Mexican billionaire Mr Slim and British businessman Mr Branson are among those who see virtues of a 3-day work week model, under which employees can work for 11-hours a day for three days, following which they can have a 4-day long off in a week.
The proponents of this believe that employee productivity can be improved with longer working hours in just three days, as against spreading them across more number of days.
However, experts in India believe it may not be practical in India, at least for many industries and job profiles.
"The idea of 11-hour work days is like sprint running or a 100-meter dash and therefore the model will only suit some industries or jobs. For instance customer service, retail, entertainment and healthcare cannot operate on this model," SAP Labs India HR head T. Shivaram said.

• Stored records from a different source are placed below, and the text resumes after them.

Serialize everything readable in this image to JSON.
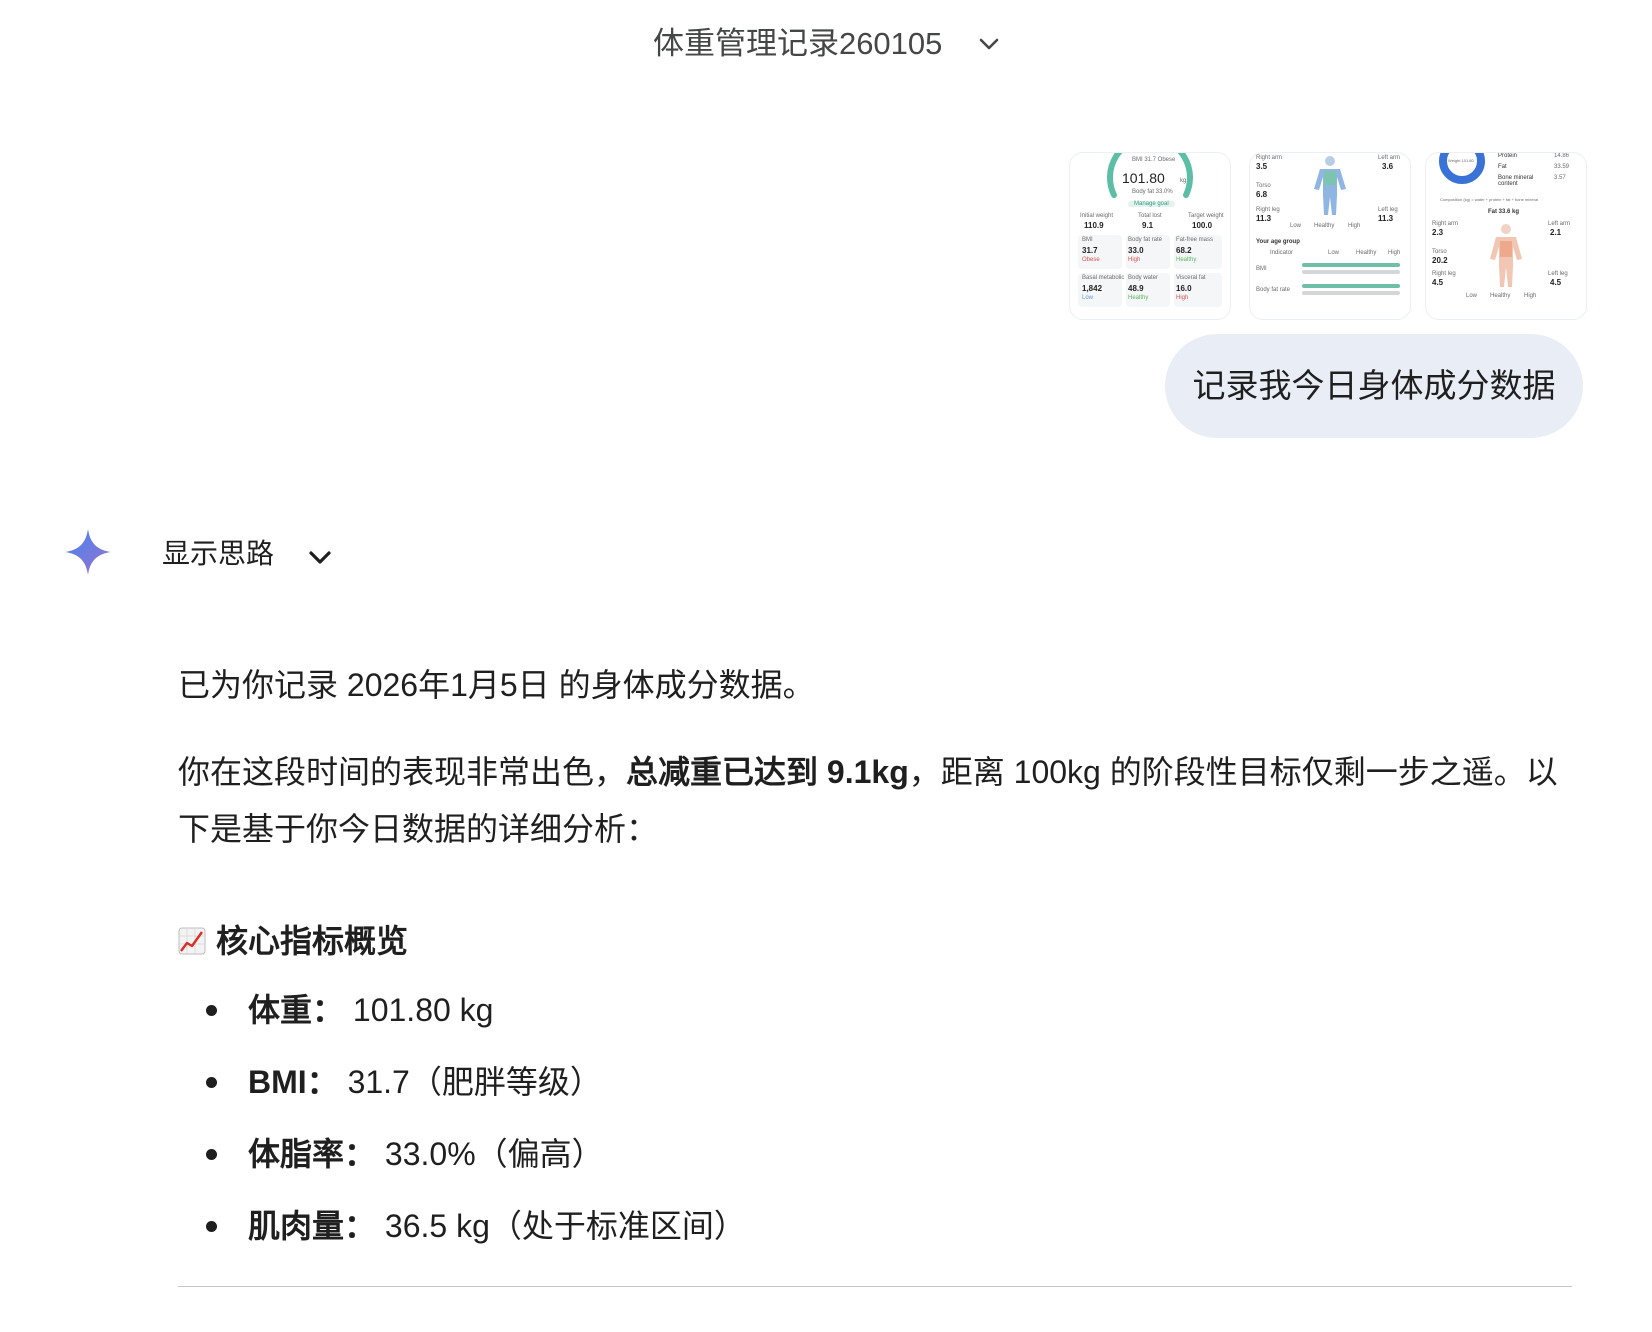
{
  "header": {
    "title": "体重管理记录260105",
    "chevron": "chevron-down-icon"
  },
  "thumbnails": {
    "t1": {
      "ring_label": "BMI 31.7 Obese",
      "weight": "101.80",
      "unit": "kg",
      "bodyfat_sub": "Body fat 33.0%",
      "manage_goal": "Manage goal",
      "initial_label": "Initial weight",
      "initial": "110.9",
      "lost_label": "Total lost",
      "lost": "9.1",
      "target_label": "Target weight",
      "target": "100.0",
      "cells": [
        {
          "label": "BMI",
          "value": "31.7",
          "status": "Obese"
        },
        {
          "label": "Body fat rate",
          "value": "33.0",
          "unit": "%",
          "status": "High"
        },
        {
          "label": "Fat-free mass",
          "value": "68.2",
          "unit": "kg",
          "status": "Healthy"
        },
        {
          "label": "Basal metabolic rate",
          "value": "1,842",
          "unit": "kcal/d",
          "status": "Low"
        },
        {
          "label": "Body water",
          "value": "48.9",
          "unit": "%",
          "status": "Healthy"
        },
        {
          "label": "Visceral fat",
          "value": "16.0",
          "unit": "Level",
          "status": "High"
        }
      ]
    },
    "t2": {
      "right_arm_label": "Right arm",
      "right_arm": "3.5",
      "left_arm_label": "Left arm",
      "left_arm": "3.6",
      "torso_label": "Torso",
      "torso": "6.8",
      "right_leg_label": "Right leg",
      "right_leg": "11.3",
      "left_leg_label": "Left leg",
      "left_leg": "11.3",
      "legend": [
        "Low",
        "Healthy",
        "High"
      ],
      "age_group": "Your age group",
      "indicator": "Indicator",
      "cols": [
        "Low",
        "Healthy",
        "High"
      ],
      "row1": "BMI",
      "row2": "Body fat rate"
    },
    "t3": {
      "donut_label": "Weight 101.80",
      "items": [
        {
          "label": "Protein",
          "value": "14.86"
        },
        {
          "label": "Fat",
          "value": "33.59"
        },
        {
          "label": "Bone mineral content",
          "value": "3.57"
        }
      ],
      "formula": "Composition (kg) = water + protein + fat + bone mineral",
      "fat_title": "Fat 33.6 kg",
      "right_arm_label": "Right arm",
      "right_arm": "2.3",
      "left_arm_label": "Left arm",
      "left_arm": "2.1",
      "torso_label": "Torso",
      "torso": "20.2",
      "right_leg_label": "Right leg",
      "right_leg": "4.5",
      "left_leg_label": "Left leg",
      "left_leg": "4.5",
      "legend": [
        "Low",
        "Healthy",
        "High"
      ]
    }
  },
  "user_message": "记录我今日身体成分数据",
  "assistant": {
    "show_thinking": "显示思路",
    "p1": "已为你记录 2026年1月5日 的身体成分数据。",
    "p2_a": "你在这段时间的表现非常出色，",
    "p2_bold": "总减重已达到 9.1kg",
    "p2_b": "，距离 100kg 的阶段性目标仅剩一步之遥。以下是基于你今日数据的详细分析：",
    "section_title": "核心指标概览",
    "section_icon": "chart-increasing-icon",
    "items": [
      {
        "label": "体重：",
        "value": "101.80 kg"
      },
      {
        "label": "BMI：",
        "value": "31.7（肥胖等级）"
      },
      {
        "label": "体脂率：",
        "value": "33.0%（偏高）"
      },
      {
        "label": "肌肉量：",
        "value": "36.5 kg（处于标准区间）"
      }
    ]
  },
  "colors": {
    "bubble": "#e9eef6",
    "spark_start": "#4285f4",
    "spark_end": "#9b72cb",
    "ring": "#5cbfa5"
  }
}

"In developing economies where productivity is the key, the need is to create more jobs and therefore this model will not work," Mr Shivaram said.
Moreover, this model can create adverse issues for workers who are paid on per-hour basis, as they might have to take up a second job to make up for the lost income. Such workers would be working for 33 hours under a three-day work model, instead of a standard 40 hours. Joseph Devasia, managing partner of global executive recruitment firm Antal International Network also said that a compressed workplace culture is not at all feasible for India.

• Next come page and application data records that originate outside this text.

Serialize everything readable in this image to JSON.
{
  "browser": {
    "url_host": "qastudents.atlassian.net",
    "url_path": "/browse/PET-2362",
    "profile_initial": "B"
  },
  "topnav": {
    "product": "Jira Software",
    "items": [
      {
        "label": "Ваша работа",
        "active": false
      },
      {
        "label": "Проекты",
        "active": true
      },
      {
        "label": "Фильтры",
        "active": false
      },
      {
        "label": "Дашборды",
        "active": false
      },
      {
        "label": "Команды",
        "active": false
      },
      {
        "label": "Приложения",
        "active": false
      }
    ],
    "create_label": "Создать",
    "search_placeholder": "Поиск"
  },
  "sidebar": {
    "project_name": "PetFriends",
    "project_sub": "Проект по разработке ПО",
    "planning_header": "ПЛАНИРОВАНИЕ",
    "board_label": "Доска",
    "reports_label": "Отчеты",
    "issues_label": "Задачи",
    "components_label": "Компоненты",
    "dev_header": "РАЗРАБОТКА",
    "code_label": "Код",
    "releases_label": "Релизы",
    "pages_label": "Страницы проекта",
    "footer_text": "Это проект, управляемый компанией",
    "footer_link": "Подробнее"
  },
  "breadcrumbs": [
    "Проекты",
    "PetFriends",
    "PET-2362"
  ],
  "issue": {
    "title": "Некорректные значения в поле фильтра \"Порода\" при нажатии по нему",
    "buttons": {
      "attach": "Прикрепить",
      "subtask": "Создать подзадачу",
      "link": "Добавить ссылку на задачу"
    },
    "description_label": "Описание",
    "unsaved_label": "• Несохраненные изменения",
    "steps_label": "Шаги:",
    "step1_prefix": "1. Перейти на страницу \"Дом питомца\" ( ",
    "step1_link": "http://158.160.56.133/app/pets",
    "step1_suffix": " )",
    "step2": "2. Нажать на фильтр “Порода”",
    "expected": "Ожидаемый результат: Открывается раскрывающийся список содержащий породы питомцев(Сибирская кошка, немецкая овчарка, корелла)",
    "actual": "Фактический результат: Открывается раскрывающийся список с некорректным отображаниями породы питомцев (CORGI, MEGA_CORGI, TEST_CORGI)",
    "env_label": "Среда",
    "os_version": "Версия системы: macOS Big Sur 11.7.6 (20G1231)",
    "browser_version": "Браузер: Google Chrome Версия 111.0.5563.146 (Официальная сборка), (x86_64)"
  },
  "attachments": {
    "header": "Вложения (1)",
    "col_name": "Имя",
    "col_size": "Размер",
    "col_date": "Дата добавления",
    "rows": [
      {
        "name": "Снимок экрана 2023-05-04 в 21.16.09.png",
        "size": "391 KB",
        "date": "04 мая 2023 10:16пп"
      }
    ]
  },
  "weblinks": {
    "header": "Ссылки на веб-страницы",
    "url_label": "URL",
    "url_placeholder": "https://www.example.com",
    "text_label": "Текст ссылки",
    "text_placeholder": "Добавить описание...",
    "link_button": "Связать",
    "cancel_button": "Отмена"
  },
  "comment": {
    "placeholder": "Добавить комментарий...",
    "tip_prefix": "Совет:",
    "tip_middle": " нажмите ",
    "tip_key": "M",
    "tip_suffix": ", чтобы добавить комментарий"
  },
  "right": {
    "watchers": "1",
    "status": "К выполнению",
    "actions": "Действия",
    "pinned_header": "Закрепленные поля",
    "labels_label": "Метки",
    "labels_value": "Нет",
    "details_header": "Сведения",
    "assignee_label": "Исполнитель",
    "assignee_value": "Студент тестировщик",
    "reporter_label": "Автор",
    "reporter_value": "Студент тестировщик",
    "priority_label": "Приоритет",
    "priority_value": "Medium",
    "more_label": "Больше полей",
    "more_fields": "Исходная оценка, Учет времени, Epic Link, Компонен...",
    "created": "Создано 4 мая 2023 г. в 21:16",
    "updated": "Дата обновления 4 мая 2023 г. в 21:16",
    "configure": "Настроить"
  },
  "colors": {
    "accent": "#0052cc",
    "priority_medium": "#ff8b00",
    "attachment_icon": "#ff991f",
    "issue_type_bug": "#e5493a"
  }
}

"We in India are poor on productivity and a 3-day work week would reduce that further. I believe even now a 5-6 day week produces only as much as 3 days equivalent of work in the western world," he said.
Such a time schedule would also impact those with additional responsibility outside their job, as they would have virtually zero free time during workdays.